About a month before I left my husband, a little more than five years ago, Rich and I shared what would turn out to be our final conversation. I was trying to tell him, indirectly, that I was leaving his friend, but the conversation ended up being more about him than about me. He echoed my reasons for leaving Mike by saying he was afraid that by settling down with his steady, dependable girlfriend, he would be missing out on a risky but potentially more passionate relationship. My advice then was: Look, no one is dependent on you, so what is the point of staying in a boring relationship? When all the color in life is leached away by domestic dullness, do something about it! Follow your passion.

He did not heed my advice, he stayed with his (honestly) lovely and loving girlfriend till the end.
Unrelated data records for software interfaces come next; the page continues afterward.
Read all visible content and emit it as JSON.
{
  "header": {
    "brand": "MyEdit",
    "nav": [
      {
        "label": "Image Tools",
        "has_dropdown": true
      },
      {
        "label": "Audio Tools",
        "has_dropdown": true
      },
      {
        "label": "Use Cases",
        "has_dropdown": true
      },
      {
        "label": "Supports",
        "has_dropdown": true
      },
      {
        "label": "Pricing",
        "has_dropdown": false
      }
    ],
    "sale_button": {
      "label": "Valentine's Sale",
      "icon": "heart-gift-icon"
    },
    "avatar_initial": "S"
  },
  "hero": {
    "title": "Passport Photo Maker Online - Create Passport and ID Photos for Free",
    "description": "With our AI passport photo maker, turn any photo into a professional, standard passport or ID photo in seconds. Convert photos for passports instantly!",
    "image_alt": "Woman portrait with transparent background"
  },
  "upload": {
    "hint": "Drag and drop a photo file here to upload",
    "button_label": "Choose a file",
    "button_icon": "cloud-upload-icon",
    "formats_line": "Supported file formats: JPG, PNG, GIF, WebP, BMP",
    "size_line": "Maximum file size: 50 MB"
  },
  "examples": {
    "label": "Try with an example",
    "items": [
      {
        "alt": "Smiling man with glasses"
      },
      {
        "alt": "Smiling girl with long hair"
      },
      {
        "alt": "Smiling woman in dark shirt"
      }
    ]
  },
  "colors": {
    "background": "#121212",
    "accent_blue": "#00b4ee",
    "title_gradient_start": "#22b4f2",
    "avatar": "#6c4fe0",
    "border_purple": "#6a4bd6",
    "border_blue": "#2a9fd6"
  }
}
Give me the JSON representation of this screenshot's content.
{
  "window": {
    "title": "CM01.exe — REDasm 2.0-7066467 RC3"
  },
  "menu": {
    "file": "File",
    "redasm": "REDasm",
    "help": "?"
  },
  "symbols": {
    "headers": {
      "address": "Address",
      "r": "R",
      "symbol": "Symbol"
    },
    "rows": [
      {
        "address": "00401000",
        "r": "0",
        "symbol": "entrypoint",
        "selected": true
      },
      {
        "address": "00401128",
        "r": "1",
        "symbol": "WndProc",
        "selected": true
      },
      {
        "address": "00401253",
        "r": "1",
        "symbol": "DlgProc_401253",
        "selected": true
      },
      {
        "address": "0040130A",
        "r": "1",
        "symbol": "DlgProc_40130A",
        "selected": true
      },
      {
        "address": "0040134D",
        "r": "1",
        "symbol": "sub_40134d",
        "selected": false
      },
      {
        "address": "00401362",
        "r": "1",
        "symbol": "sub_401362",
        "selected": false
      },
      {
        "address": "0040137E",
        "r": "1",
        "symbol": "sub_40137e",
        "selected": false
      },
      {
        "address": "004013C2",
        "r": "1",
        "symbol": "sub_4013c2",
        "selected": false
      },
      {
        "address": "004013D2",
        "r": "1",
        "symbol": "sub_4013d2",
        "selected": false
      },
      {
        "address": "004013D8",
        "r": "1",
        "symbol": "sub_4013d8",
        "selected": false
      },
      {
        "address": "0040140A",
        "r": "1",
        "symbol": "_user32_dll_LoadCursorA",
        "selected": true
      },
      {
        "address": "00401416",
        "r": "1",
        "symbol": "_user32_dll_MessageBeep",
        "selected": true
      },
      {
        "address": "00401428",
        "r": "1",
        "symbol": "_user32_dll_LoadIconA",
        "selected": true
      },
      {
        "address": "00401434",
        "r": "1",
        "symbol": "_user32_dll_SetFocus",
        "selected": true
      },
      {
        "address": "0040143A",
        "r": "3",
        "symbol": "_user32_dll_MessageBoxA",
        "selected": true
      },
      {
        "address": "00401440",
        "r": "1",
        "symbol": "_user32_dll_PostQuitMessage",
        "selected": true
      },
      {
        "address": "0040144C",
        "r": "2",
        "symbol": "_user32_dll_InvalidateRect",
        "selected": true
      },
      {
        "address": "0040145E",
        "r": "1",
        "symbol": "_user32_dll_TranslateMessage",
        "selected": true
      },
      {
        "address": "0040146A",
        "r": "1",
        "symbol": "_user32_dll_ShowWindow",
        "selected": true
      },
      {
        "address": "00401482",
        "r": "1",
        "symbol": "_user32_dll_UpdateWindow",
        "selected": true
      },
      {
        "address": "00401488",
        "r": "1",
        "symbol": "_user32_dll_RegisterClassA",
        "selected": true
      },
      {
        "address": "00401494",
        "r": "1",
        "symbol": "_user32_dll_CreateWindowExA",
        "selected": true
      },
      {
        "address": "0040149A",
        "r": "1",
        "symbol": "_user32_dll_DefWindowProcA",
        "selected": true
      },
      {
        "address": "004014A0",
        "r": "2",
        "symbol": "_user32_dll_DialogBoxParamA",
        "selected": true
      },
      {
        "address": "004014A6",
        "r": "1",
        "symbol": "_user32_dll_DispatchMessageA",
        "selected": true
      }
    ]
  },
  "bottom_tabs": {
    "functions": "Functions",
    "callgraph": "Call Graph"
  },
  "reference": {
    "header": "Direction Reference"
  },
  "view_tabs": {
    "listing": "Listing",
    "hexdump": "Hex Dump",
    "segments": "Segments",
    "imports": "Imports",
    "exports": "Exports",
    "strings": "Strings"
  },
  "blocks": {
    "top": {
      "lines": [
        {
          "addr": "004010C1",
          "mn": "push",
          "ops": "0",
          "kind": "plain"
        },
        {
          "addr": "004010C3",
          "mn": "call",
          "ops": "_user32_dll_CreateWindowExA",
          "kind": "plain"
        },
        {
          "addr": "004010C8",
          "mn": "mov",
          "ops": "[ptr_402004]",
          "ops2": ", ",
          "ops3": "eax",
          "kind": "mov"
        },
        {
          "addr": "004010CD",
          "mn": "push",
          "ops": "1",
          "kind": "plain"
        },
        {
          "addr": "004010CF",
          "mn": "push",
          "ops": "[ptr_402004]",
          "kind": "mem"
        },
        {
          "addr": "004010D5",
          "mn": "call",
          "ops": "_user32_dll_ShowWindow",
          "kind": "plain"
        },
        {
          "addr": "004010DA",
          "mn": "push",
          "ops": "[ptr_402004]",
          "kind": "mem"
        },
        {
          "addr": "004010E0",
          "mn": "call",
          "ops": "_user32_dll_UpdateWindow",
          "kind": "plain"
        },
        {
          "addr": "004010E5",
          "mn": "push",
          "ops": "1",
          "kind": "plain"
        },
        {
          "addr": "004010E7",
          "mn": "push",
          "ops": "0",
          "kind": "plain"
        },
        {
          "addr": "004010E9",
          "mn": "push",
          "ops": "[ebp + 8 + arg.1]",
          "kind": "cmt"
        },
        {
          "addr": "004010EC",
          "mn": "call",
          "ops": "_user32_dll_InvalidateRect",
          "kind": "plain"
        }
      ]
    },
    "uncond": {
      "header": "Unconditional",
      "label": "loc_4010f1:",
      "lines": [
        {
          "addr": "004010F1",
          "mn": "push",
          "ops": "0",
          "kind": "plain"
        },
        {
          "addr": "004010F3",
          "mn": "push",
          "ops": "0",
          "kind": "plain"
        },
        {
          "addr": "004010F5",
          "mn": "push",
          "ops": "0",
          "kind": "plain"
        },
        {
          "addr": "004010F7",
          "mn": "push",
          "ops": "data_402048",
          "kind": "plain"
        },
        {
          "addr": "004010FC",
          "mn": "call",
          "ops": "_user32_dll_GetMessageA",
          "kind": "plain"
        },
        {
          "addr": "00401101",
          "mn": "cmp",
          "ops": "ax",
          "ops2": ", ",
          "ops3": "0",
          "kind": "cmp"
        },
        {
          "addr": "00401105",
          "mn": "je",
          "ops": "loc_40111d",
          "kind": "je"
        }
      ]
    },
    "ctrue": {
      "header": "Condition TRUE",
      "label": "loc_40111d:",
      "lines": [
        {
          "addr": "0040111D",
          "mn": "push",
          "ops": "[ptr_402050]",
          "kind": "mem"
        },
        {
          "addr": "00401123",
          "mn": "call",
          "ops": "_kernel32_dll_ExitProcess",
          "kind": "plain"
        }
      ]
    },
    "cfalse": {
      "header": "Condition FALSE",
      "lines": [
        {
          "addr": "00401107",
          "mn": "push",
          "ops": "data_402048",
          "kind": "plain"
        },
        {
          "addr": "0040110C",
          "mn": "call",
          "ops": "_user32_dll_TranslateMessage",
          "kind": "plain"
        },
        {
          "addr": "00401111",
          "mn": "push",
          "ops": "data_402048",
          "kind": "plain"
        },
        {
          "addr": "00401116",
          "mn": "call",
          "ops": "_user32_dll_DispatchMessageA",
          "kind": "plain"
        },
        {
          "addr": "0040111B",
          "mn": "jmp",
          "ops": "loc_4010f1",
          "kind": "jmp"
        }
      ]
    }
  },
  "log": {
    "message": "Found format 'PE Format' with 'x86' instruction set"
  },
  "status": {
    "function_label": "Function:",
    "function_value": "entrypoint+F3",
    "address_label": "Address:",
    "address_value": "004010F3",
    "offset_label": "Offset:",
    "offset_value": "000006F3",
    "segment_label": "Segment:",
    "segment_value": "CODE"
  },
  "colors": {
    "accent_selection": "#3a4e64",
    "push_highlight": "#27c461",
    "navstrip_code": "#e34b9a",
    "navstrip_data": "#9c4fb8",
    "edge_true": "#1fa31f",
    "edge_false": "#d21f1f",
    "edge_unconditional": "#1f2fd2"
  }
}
Is it cruel of me to wonder, if he’d known his life would end up being so short, would he have done anything different?

We grieve for the living, not the dead.

Grief is, according to one dictionary, “the emotional suffering one feels when something or someone the individual loves is taken away.” So I can not feel grief for Rich. While I loved him, I did not lose him, he was never mine to have.

Grief and loss, the words swirl around each other, meld into each other’s meaning until I’ve lost the sense of each. Can you only feel your own grief? I think we grieve for Elliott’s loss, not for our loss of ET. What was ET to us, really, other than a cute marketing scheme for Reese’s Pieces? But is what we feel for Elliot only sadness?

I feel more than sad for Mike’s loss of a good friend. Another dictionary says grief is, “deep sorrow, especially that caused by someone’s death.” Which is closer, but it seems it is not only the actual death that causes the sorrow.

Here is my own definition: For me, grief is: deep sorrow caused by someone else’s loss. That is how I feel.

And now I can grieve.

“Grieve not for the dead, for the dead feel no pain…
Instead, weep for the living, who heal to hurt again.”
— Unknown